◆ Component data from apps and pages:

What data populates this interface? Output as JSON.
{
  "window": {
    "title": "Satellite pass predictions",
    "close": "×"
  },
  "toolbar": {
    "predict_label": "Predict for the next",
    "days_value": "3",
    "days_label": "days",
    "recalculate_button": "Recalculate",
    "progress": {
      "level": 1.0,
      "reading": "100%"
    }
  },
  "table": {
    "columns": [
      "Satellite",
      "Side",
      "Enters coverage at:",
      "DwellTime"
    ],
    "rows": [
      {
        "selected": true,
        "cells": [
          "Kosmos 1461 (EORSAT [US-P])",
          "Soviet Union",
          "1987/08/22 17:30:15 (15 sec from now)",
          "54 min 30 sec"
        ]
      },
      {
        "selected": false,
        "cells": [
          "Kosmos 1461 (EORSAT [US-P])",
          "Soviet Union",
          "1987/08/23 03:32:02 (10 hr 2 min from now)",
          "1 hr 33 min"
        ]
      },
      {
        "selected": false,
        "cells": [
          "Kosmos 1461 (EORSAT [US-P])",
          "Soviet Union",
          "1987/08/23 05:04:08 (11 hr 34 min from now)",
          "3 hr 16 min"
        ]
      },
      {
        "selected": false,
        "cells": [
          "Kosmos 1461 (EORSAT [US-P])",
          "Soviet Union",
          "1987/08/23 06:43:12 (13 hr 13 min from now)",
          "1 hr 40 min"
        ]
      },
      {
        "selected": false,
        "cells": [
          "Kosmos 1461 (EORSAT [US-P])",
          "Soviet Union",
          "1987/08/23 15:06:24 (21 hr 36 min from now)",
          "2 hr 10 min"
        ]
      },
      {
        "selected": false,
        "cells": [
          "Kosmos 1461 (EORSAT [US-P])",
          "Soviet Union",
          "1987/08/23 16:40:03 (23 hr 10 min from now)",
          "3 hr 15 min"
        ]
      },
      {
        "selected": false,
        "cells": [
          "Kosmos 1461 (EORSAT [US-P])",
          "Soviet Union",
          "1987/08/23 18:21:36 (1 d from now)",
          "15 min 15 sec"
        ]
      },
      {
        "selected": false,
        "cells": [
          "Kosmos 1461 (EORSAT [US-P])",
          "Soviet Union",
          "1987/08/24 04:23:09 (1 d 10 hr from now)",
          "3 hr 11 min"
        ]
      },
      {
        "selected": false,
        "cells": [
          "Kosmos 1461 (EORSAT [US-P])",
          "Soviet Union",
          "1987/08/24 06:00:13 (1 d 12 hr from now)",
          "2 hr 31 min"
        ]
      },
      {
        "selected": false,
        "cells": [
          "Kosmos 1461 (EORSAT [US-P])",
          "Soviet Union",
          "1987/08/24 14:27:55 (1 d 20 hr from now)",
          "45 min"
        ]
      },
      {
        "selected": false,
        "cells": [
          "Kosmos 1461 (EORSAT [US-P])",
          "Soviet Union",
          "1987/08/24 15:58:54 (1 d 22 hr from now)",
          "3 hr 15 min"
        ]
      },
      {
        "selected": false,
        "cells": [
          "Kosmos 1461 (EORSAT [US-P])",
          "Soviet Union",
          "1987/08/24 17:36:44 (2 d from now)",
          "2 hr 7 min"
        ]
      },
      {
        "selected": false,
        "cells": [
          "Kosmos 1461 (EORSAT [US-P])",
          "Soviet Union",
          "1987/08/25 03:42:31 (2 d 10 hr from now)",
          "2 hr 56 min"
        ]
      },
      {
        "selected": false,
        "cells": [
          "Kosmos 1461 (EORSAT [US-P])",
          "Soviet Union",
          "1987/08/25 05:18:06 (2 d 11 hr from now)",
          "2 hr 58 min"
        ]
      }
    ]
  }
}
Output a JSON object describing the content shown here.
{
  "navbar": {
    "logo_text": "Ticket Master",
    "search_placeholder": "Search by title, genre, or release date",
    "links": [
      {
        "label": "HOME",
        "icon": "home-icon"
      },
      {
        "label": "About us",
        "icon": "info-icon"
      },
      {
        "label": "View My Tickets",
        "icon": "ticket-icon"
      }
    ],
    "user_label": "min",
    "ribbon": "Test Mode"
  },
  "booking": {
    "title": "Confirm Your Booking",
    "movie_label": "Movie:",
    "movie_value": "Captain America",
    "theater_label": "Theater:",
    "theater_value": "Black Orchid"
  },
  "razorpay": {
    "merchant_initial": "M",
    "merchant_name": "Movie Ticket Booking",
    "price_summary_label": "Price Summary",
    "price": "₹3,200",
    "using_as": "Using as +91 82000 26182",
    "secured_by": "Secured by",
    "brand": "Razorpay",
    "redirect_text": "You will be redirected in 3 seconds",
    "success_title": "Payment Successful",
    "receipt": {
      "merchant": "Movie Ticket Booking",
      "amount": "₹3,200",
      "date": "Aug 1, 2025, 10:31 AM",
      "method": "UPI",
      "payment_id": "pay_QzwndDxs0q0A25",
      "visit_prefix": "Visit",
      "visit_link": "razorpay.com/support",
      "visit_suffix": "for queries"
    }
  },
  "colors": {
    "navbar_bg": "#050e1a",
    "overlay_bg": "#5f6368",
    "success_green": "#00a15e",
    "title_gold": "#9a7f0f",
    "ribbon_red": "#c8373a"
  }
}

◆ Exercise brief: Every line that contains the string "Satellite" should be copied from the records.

◆ Answer to this problem:
    "title": "Satellite pass predictions",
      "Satellite",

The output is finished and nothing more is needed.